* _REQUIRED WORK_: All lines with the word "price" must be pulled from the entries below.

##### RECORDS SUPPLIED #####

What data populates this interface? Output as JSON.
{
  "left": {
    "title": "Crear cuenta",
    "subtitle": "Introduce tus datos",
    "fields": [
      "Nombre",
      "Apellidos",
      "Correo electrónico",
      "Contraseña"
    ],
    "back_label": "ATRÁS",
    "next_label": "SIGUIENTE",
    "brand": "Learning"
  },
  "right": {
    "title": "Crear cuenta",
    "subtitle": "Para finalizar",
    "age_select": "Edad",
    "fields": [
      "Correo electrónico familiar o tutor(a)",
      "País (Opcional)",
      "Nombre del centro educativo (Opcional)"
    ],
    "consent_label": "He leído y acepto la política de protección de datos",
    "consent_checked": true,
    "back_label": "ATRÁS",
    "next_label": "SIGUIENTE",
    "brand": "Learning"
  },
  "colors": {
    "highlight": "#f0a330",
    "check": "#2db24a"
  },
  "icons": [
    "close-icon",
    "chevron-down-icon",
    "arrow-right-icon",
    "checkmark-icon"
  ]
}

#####
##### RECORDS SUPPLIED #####

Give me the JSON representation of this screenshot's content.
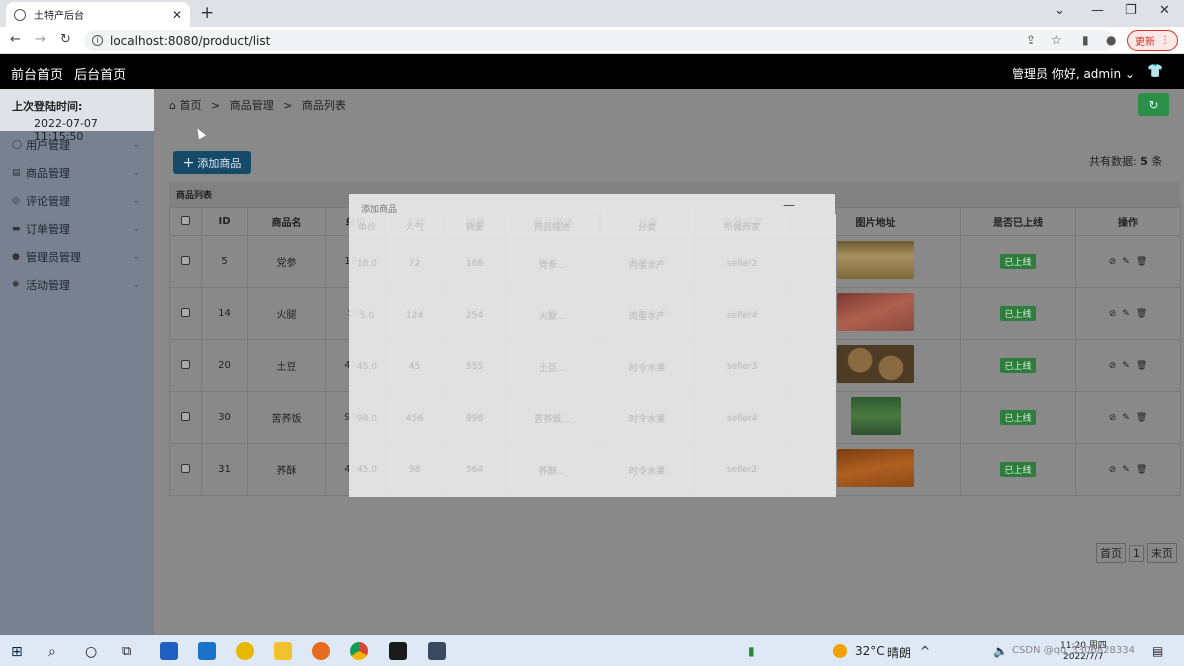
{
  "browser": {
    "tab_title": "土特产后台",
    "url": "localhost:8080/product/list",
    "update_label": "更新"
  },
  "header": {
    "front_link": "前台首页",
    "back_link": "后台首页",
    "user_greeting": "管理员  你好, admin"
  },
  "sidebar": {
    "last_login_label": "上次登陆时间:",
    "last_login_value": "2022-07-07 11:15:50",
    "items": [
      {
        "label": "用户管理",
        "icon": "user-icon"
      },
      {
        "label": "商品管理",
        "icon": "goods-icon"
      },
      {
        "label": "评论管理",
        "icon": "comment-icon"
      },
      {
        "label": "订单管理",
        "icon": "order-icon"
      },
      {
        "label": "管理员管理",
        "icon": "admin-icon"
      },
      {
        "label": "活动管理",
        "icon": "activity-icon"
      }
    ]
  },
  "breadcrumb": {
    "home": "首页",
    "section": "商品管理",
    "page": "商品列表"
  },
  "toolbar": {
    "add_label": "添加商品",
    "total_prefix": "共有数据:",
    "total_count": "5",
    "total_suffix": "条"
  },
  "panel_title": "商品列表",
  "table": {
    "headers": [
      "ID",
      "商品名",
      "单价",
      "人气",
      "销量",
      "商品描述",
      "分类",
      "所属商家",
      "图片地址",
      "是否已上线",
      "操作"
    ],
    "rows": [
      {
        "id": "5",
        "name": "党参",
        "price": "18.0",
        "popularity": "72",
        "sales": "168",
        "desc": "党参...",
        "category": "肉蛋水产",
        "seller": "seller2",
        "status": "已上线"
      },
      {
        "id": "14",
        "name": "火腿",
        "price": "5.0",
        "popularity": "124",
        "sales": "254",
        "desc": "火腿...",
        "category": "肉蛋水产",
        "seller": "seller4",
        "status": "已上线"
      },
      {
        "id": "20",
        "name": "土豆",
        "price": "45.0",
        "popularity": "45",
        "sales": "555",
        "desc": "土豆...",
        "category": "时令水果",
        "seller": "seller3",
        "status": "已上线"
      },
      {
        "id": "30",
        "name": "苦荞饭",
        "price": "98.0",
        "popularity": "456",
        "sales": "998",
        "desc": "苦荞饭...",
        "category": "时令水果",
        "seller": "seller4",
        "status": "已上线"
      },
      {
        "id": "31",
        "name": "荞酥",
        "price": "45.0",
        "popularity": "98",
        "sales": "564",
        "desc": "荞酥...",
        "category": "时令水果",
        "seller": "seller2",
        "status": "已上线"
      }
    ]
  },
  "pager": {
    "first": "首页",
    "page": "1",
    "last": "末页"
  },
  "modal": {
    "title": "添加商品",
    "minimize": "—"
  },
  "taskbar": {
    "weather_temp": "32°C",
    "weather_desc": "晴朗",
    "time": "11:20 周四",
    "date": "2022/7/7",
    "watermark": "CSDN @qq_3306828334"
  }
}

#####

* _TASK RESPONSE_:
        "price": "18.0",
        "price": "5.0",
        "price": "45.0",
        "price": "98.0",
        "price": "45.0",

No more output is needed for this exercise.